The MTA "maximizes revenue" by covering bus windows
Okay, our Muni system is chronically underfunded and has to look for more money wherever it can. But it's simply hypocritical to continue claiming that the SF is a "transit first" city while showing such contempt for those of us who rely on Muni.
From the Budget and Legislative Analyst department's report on the city's advertising policies:
Titan may apply advertising wraps to all vehicles except historic streetcars and cable cars, provided wraps cover a maximum of 20 percent of vehicles and do not cover vehicle numbers, SFMTA insignia or windows (page 5).
If the contract says that bus windows can't be covered with ads, why are there a lot of buses with windows covered by ads? Is that left over from an old contract or are the terms of the present contract being violated? As a regular Muni passenger, I find it annoying and unacceptable to have views of the city obstructed by a grid of dots, which is what the city looks like through windows covered by ads.
In any event, apparently the ban on covering bus windows has officially been lifted. From a recent Chronicle story: "Muni officials say that both the agency's security team and the police have signed off on the new plan. They say the window-wrap material is perforated vinyl that won't obstruct views."
That's simply untrue, since obviously the material does "obstruct views." But why is the opinion of cops presumed to be of any interest on the issue?
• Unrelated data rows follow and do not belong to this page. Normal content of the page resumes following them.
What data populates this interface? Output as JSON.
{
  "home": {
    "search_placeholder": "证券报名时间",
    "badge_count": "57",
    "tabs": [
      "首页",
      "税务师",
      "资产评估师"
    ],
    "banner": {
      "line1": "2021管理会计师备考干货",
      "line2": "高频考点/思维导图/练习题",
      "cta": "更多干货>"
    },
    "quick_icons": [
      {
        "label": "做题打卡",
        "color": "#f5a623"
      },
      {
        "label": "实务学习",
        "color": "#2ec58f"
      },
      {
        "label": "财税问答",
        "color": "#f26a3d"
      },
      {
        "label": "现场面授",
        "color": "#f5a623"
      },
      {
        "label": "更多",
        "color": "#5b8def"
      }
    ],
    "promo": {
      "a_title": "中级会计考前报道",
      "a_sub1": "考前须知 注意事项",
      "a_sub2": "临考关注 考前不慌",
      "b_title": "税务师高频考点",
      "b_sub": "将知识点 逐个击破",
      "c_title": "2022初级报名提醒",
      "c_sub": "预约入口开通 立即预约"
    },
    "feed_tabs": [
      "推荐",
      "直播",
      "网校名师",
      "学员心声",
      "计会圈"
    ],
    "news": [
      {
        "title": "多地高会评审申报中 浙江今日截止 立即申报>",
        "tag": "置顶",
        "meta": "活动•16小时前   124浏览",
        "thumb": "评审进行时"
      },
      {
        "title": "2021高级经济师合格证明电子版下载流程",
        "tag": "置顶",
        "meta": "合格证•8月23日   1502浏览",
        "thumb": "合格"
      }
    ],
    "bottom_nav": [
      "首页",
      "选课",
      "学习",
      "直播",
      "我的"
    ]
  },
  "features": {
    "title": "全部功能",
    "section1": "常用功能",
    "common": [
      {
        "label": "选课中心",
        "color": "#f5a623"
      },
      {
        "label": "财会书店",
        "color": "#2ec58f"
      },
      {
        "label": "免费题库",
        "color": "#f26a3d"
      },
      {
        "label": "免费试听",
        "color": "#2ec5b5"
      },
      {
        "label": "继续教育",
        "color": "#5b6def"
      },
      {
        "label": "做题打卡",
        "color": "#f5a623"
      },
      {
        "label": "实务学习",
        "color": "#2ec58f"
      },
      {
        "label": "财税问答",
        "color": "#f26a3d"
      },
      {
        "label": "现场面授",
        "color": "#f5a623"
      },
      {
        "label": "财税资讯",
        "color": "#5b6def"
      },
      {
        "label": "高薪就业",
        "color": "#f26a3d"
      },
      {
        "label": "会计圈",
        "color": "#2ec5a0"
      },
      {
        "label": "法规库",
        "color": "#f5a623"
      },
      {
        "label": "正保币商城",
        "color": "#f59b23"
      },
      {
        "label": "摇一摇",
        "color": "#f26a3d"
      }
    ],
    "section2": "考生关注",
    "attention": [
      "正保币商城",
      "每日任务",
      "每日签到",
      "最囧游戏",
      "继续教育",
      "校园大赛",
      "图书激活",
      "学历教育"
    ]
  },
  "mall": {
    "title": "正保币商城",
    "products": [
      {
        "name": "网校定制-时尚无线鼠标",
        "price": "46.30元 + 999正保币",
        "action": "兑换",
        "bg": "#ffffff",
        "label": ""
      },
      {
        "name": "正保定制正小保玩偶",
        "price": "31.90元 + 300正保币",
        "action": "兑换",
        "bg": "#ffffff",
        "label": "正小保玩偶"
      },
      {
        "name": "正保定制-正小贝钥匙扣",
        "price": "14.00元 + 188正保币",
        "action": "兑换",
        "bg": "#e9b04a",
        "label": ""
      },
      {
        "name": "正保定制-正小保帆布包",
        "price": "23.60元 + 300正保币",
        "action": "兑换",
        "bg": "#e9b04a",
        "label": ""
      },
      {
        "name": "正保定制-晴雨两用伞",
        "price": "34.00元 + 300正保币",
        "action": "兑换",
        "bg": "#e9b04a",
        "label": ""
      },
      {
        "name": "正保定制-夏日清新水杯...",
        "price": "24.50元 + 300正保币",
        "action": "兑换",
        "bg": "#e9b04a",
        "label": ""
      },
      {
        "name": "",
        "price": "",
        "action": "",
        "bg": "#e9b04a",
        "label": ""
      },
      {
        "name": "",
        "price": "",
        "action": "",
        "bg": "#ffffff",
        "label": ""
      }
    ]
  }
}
It's just another layer of bullshit to rationalize the agency's money-grubbing policy.
Of course Ed Reiskin, the new head of MTA, is on board, so to speak, with the new policy: "The agency has to be creative on the revenue side, and that could be wrapping advertisements on buses or selling T-shirts with the Muni logo."
Typical bureaucratic blather that conceals what the MTA is planning to do for "new revenue opportunities," including selling "naming rights" to streetcars, cable cars, and even the West Portal station:
Titan has the authority to design a corporate sponsorship/naming rights program that will maximize revenue for the SFMTA...Possible naming rights options include corporate vehicle sponsorship, particularly for cable cars and historic streetcars, and naming rights for the West Portal MUNI Station, which is the only SFMTA transit station that does not fall under BART’s jurisdiction (page 8).
Apparently this means we'll soon see similar ads on cable cars and streetcars---and, coming soon, the West Portal Station, brought to you by AT & T!
Proposition G, passed by city voters in 2002, applies to the "exterior of City-owned buildings" but not to motor vehicles. The report cites the reasons in the text of that proposition for limiting billboards and other advertising in public places:
General advertising signs contribute to blight and visual clutter as well as the commercialization of public spaces within the City...San Francisco must protect the character and dignity of the City’s distinctive appearance, topography, street patterns, open spaces, thoroughfares, skyline and architectural features for both residents and visitors...page 13
In light of the MTA's present policy and its plans for more "visual clutter," this statement of policy is mealy-mouthed hypocrisy.
I even saw a #43 bus the other day that had a window-covering advertisement for the SFPark program, which is part of the MTA. Did SFPark get this ad free, or did it transfer money from one MTA account to another in the transaction? Hard to see that as a real "revenue opportunity" instead of just another sign of the contempt that the MTA and the city have for the hundreds of thousands of people who ride Muni every day.
My earliest post on the issue is here.